■ Items from a dataset
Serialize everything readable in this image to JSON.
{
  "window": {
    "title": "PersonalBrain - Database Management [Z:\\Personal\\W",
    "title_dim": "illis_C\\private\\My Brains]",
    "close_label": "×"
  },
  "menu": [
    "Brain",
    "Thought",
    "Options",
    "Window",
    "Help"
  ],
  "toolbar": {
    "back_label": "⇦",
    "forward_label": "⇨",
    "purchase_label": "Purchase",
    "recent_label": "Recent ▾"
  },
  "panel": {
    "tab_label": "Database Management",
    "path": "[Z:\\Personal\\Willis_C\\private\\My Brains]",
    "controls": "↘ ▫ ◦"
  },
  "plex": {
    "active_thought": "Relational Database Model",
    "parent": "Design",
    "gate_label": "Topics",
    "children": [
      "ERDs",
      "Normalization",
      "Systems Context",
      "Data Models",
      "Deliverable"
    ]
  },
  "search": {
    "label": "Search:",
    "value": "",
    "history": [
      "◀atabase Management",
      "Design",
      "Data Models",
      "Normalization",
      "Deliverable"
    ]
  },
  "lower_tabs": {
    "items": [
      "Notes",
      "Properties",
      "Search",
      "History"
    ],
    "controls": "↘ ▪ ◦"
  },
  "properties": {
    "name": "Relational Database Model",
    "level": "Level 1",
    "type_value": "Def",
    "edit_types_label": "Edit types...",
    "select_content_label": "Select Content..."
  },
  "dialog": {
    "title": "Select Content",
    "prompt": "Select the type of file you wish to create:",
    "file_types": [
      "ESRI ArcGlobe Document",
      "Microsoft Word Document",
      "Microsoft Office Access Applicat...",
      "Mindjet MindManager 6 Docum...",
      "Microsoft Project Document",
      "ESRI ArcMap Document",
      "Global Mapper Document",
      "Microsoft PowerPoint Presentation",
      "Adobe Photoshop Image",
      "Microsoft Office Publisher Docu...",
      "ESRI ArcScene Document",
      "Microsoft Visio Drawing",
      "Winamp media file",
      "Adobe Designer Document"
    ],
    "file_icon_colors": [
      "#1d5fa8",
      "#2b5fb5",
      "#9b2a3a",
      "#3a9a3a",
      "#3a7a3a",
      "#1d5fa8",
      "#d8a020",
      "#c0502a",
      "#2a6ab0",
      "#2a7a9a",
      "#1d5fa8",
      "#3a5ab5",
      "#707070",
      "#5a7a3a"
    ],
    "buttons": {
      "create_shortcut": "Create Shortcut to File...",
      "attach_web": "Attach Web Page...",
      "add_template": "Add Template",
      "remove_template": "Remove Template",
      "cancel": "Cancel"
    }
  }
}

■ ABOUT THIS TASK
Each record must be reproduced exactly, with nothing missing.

■ RESPONSE
Serialize everything readable in this image to JSON.
{
  "window": {
    "title": "PersonalBrain - Database Management [Z:\\Personal\\W",
    "title_dim": "illis_C\\private\\My Brains]",
    "close_label": "×"
  },
  "menu": [
    "Brain",
    "Thought",
    "Options",
    "Window",
    "Help"
  ],
  "toolbar": {
    "back_label": "⇦",
    "forward_label": "⇨",
    "purchase_label": "Purchase",
    "recent_label": "Recent ▾"
  },
  "panel": {
    "tab_label": "Database Management",
    "path": "[Z:\\Personal\\Willis_C\\private\\My Brains]",
    "controls": "↘ ▫ ◦"
  },
  "plex": {
    "active_thought": "Relational Database Model",
    "parent": "Design",
    "gate_label": "Topics",
    "children": [
      "ERDs",
      "Normalization",
      "Systems Context",
      "Data Models",
      "Deliverable"
    ]
  },
  "search": {
    "label": "Search:",
    "value": "",
    "history": [
      "◀atabase Management",
      "Design",
      "Data Models",
      "Normalization",
      "Deliverable"
    ]
  },
  "lower_tabs": {
    "items": [
      "Notes",
      "Properties",
      "Search",
      "History"
    ],
    "controls": "↘ ▪ ◦"
  },
  "properties": {
    "name": "Relational Database Model",
    "level": "Level 1",
    "type_value": "Def",
    "edit_types_label": "Edit types...",
    "select_content_label": "Select Content..."
  },
  "dialog": {
    "title": "Select Content",
    "prompt": "Select the type of file you wish to create:",
    "file_types": [
      "ESRI ArcGlobe Document",
      "Microsoft Word Document",
      "Microsoft Office Access Applicat...",
      "Mindjet MindManager 6 Docum...",
      "Microsoft Project Document",
      "ESRI ArcMap Document",
      "Global Mapper Document",
      "Microsoft PowerPoint Presentation",
      "Adobe Photoshop Image",
      "Microsoft Office Publisher Docu...",
      "ESRI ArcScene Document",
      "Microsoft Visio Drawing",
      "Winamp media file",
      "Adobe Designer Document"
    ],
    "file_icon_colors": [
      "#1d5fa8",
      "#2b5fb5",
      "#9b2a3a",
      "#3a9a3a",
      "#3a7a3a",
      "#1d5fa8",
      "#d8a020",
      "#c0502a",
      "#2a6ab0",
      "#2a7a9a",
      "#1d5fa8",
      "#3a5ab5",
      "#707070",
      "#5a7a3a"
    ],
    "buttons": {
      "create_shortcut": "Create Shortcut to File...",
      "attach_web": "Attach Web Page...",
      "add_template": "Add Template",
      "remove_template": "Remove Template",
      "cancel": "Cancel"
    }
  }
}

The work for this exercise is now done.